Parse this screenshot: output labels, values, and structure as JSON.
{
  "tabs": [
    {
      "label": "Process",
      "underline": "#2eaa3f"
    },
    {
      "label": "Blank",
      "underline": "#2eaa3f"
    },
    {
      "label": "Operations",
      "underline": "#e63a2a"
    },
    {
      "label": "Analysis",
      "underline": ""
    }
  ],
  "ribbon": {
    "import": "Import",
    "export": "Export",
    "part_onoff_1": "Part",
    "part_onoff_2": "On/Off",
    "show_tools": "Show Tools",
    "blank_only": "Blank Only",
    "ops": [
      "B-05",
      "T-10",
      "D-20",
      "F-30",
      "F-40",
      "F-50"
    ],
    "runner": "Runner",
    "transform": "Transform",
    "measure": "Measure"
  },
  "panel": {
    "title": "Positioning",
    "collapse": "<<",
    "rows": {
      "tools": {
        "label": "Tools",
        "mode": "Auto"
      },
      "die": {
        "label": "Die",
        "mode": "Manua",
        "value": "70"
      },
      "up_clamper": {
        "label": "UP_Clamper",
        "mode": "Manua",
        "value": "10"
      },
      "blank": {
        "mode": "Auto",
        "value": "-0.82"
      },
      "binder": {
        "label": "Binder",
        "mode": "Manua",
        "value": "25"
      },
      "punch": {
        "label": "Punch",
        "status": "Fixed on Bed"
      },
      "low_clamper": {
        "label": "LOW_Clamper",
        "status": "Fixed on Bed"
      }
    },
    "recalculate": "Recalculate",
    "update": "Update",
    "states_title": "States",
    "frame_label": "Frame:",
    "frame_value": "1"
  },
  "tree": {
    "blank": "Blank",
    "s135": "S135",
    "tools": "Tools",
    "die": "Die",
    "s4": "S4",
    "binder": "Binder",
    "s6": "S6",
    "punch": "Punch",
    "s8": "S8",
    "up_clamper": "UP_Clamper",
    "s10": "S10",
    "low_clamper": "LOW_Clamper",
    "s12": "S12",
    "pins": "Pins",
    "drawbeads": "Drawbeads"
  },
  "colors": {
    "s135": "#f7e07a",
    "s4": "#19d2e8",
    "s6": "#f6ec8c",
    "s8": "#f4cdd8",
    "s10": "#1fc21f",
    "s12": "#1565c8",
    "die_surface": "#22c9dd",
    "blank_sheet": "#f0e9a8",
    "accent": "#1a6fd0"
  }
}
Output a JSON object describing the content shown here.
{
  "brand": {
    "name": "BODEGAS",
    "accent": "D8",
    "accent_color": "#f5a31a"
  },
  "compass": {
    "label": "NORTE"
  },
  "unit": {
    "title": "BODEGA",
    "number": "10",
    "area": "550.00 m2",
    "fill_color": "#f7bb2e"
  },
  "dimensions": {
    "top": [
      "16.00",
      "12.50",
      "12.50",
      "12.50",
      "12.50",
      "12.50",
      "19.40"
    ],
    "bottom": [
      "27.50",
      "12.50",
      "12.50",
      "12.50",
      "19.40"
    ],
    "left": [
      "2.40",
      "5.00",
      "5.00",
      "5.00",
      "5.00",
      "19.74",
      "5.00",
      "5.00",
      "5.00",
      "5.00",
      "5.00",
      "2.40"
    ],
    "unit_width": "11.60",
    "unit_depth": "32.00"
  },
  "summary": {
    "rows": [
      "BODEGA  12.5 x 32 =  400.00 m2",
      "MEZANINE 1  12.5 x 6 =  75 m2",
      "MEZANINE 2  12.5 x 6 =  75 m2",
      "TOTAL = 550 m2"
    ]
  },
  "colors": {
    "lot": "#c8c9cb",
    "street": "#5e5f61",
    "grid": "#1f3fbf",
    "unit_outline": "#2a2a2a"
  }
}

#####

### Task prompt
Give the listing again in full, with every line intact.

### Answer section
Parse this screenshot: output labels, values, and structure as JSON.
{
  "tabs": [
    {
      "label": "Process",
      "underline": "#2eaa3f"
    },
    {
      "label": "Blank",
      "underline": "#2eaa3f"
    },
    {
      "label": "Operations",
      "underline": "#e63a2a"
    },
    {
      "label": "Analysis",
      "underline": ""
    }
  ],
  "ribbon": {
    "import": "Import",
    "export": "Export",
    "part_onoff_1": "Part",
    "part_onoff_2": "On/Off",
    "show_tools": "Show Tools",
    "blank_only": "Blank Only",
    "ops": [
      "B-05",
      "T-10",
      "D-20",
      "F-30",
      "F-40",
      "F-50"
    ],
    "runner": "Runner",
    "transform": "Transform",
    "measure": "Measure"
  },
  "panel": {
    "title": "Positioning",
    "collapse": "<<",
    "rows": {
      "tools": {
        "label": "Tools",
        "mode": "Auto"
      },
      "die": {
        "label": "Die",
        "mode": "Manua",
        "value": "70"
      },
      "up_clamper": {
        "label": "UP_Clamper",
        "mode": "Manua",
        "value": "10"
      },
      "blank": {
        "mode": "Auto",
        "value": "-0.82"
      },
      "binder": {
        "label": "Binder",
        "mode": "Manua",
        "value": "25"
      },
      "punch": {
        "label": "Punch",
        "status": "Fixed on Bed"
      },
      "low_clamper": {
        "label": "LOW_Clamper",
        "status": "Fixed on Bed"
      }
    },
    "recalculate": "Recalculate",
    "update": "Update",
    "states_title": "States",
    "frame_label": "Frame:",
    "frame_value": "1"
  },
  "tree": {
    "blank": "Blank",
    "s135": "S135",
    "tools": "Tools",
    "die": "Die",
    "s4": "S4",
    "binder": "Binder",
    "s6": "S6",
    "punch": "Punch",
    "s8": "S8",
    "up_clamper": "UP_Clamper",
    "s10": "S10",
    "low_clamper": "LOW_Clamper",
    "s12": "S12",
    "pins": "Pins",
    "drawbeads": "Drawbeads"
  },
  "colors": {
    "s135": "#f7e07a",
    "s4": "#19d2e8",
    "s6": "#f6ec8c",
    "s8": "#f4cdd8",
    "s10": "#1fc21f",
    "s12": "#1565c8",
    "die_surface": "#22c9dd",
    "blank_sheet": "#f0e9a8",
    "accent": "#1a6fd0"
  }
}
Output a JSON object describing the content shown here.
{
  "brand": {
    "name": "BODEGAS",
    "accent": "D8",
    "accent_color": "#f5a31a"
  },
  "compass": {
    "label": "NORTE"
  },
  "unit": {
    "title": "BODEGA",
    "number": "10",
    "area": "550.00 m2",
    "fill_color": "#f7bb2e"
  },
  "dimensions": {
    "top": [
      "16.00",
      "12.50",
      "12.50",
      "12.50",
      "12.50",
      "12.50",
      "19.40"
    ],
    "bottom": [
      "27.50",
      "12.50",
      "12.50",
      "12.50",
      "19.40"
    ],
    "left": [
      "2.40",
      "5.00",
      "5.00",
      "5.00",
      "5.00",
      "19.74",
      "5.00",
      "5.00",
      "5.00",
      "5.00",
      "5.00",
      "2.40"
    ],
    "unit_width": "11.60",
    "unit_depth": "32.00"
  },
  "summary": {
    "rows": [
      "BODEGA  12.5 x 32 =  400.00 m2",
      "MEZANINE 1  12.5 x 6 =  75 m2",
      "MEZANINE 2  12.5 x 6 =  75 m2",
      "TOTAL = 550 m2"
    ]
  },
  "colors": {
    "lot": "#c8c9cb",
    "street": "#5e5f61",
    "grid": "#1f3fbf",
    "unit_outline": "#2a2a2a"
  }
}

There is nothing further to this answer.